DESCRIPTION OF THE TASK: Copy out each line below verbatim, skipping any picture.

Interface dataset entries
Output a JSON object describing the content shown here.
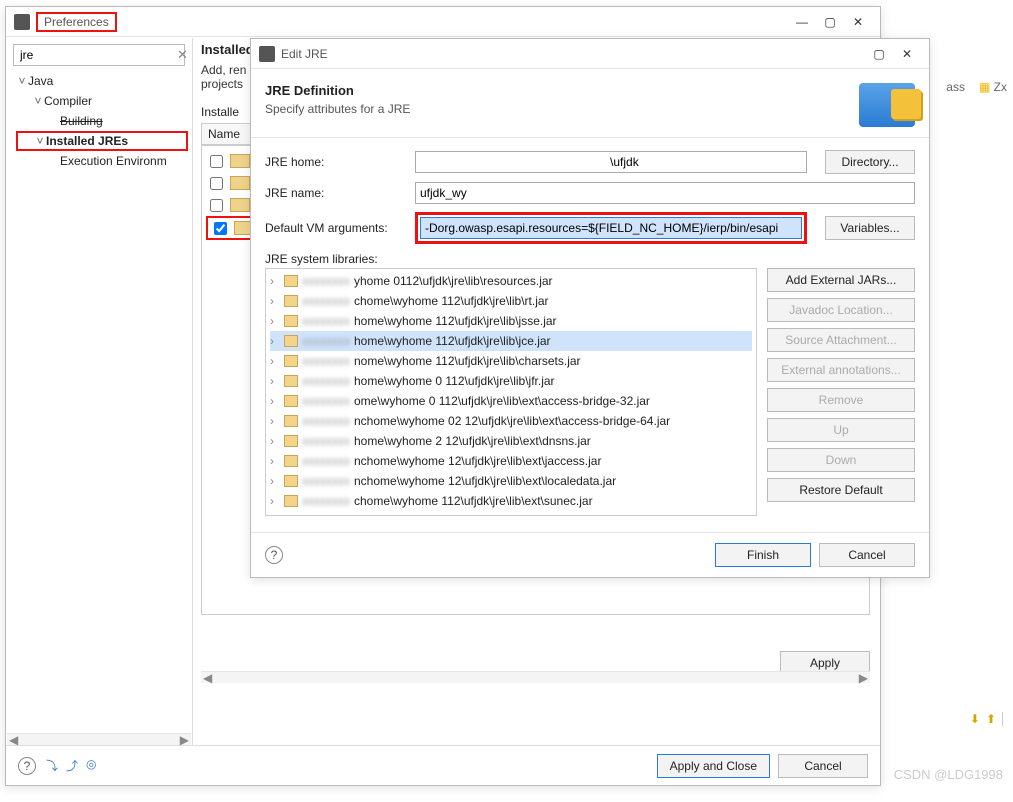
{
  "prefs": {
    "title": "Preferences",
    "search_value": "jre",
    "tree": {
      "java": "Java",
      "compiler": "Compiler",
      "building": "Building",
      "installed_jres": "Installed JREs",
      "exec_env": "Execution Environm"
    },
    "right": {
      "heading": "Installed",
      "desc1": "Add, ren",
      "desc2": "projects",
      "col_name": "Installe",
      "col_head": "Name"
    },
    "footer": {
      "apply": "Apply",
      "apply_close": "Apply and Close",
      "cancel": "Cancel"
    }
  },
  "editjre": {
    "title": "Edit JRE",
    "def_title": "JRE Definition",
    "def_sub": "Specify attributes for a JRE",
    "labels": {
      "home": "JRE home:",
      "name": "JRE name:",
      "vmargs": "Default VM arguments:",
      "syslib": "JRE system libraries:"
    },
    "values": {
      "home": "                                                         \\ufjdk",
      "name": "ufjdk_wy",
      "vmargs": "-Dorg.owasp.esapi.resources=${FIELD_NC_HOME}/ierp/bin/esapi"
    },
    "buttons": {
      "directory": "Directory...",
      "variables": "Variables...",
      "add_ext": "Add External JARs...",
      "javadoc": "Javadoc Location...",
      "srcattach": "Source Attachment...",
      "extann": "External annotations...",
      "remove": "Remove",
      "up": "Up",
      "down": "Down",
      "restore": "Restore Default",
      "finish": "Finish",
      "cancel": "Cancel"
    },
    "libs": [
      "yhome        0112\\ufjdk\\jre\\lib\\resources.jar",
      "chome\\wyhome        112\\ufjdk\\jre\\lib\\rt.jar",
      "home\\wyhome        112\\ufjdk\\jre\\lib\\jsse.jar",
      "home\\wyhome        112\\ufjdk\\jre\\lib\\jce.jar",
      "nome\\wyhome        112\\ufjdk\\jre\\lib\\charsets.jar",
      "home\\wyhome    0   112\\ufjdk\\jre\\lib\\jfr.jar",
      "ome\\wyhome    0    112\\ufjdk\\jre\\lib\\ext\\access-bridge-32.jar",
      "nchome\\wyhome    02    12\\ufjdk\\jre\\lib\\ext\\access-bridge-64.jar",
      "home\\wyhome    2    12\\ufjdk\\jre\\lib\\ext\\dnsns.jar",
      "nchome\\wyhome        12\\ufjdk\\jre\\lib\\ext\\jaccess.jar",
      "nchome\\wyhome        12\\ufjdk\\jre\\lib\\ext\\localedata.jar",
      "chome\\wyhome        112\\ufjdk\\jre\\lib\\ext\\sunec.jar"
    ],
    "lib_selected_index": 3
  },
  "watermark": "CSDN @LDG1998",
  "extra_right": {
    "ass": "ass",
    "zx": "Zx"
  }
}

SOLUTION TO THE EXERCISE:
Output a JSON object describing the content shown here.
{
  "prefs": {
    "title": "Preferences",
    "search_value": "jre",
    "tree": {
      "java": "Java",
      "compiler": "Compiler",
      "building": "Building",
      "installed_jres": "Installed JREs",
      "exec_env": "Execution Environm"
    },
    "right": {
      "heading": "Installed",
      "desc1": "Add, ren",
      "desc2": "projects",
      "col_name": "Installe",
      "col_head": "Name"
    },
    "footer": {
      "apply": "Apply",
      "apply_close": "Apply and Close",
      "cancel": "Cancel"
    }
  },
  "editjre": {
    "title": "Edit JRE",
    "def_title": "JRE Definition",
    "def_sub": "Specify attributes for a JRE",
    "labels": {
      "home": "JRE home:",
      "name": "JRE name:",
      "vmargs": "Default VM arguments:",
      "syslib": "JRE system libraries:"
    },
    "values": {
      "home": "                                                         \\ufjdk",
      "name": "ufjdk_wy",
      "vmargs": "-Dorg.owasp.esapi.resources=${FIELD_NC_HOME}/ierp/bin/esapi"
    },
    "buttons": {
      "directory": "Directory...",
      "variables": "Variables...",
      "add_ext": "Add External JARs...",
      "javadoc": "Javadoc Location...",
      "srcattach": "Source Attachment...",
      "extann": "External annotations...",
      "remove": "Remove",
      "up": "Up",
      "down": "Down",
      "restore": "Restore Default",
      "finish": "Finish",
      "cancel": "Cancel"
    },
    "libs": [
      "yhome        0112\\ufjdk\\jre\\lib\\resources.jar",
      "chome\\wyhome        112\\ufjdk\\jre\\lib\\rt.jar",
      "home\\wyhome        112\\ufjdk\\jre\\lib\\jsse.jar",
      "home\\wyhome        112\\ufjdk\\jre\\lib\\jce.jar",
      "nome\\wyhome        112\\ufjdk\\jre\\lib\\charsets.jar",
      "home\\wyhome    0   112\\ufjdk\\jre\\lib\\jfr.jar",
      "ome\\wyhome    0    112\\ufjdk\\jre\\lib\\ext\\access-bridge-32.jar",
      "nchome\\wyhome    02    12\\ufjdk\\jre\\lib\\ext\\access-bridge-64.jar",
      "home\\wyhome    2    12\\ufjdk\\jre\\lib\\ext\\dnsns.jar",
      "nchome\\wyhome        12\\ufjdk\\jre\\lib\\ext\\jaccess.jar",
      "nchome\\wyhome        12\\ufjdk\\jre\\lib\\ext\\localedata.jar",
      "chome\\wyhome        112\\ufjdk\\jre\\lib\\ext\\sunec.jar"
    ],
    "lib_selected_index": 3
  },
  "watermark": "CSDN @LDG1998",
  "extra_right": {
    "ass": "ass",
    "zx": "Zx"
  }
}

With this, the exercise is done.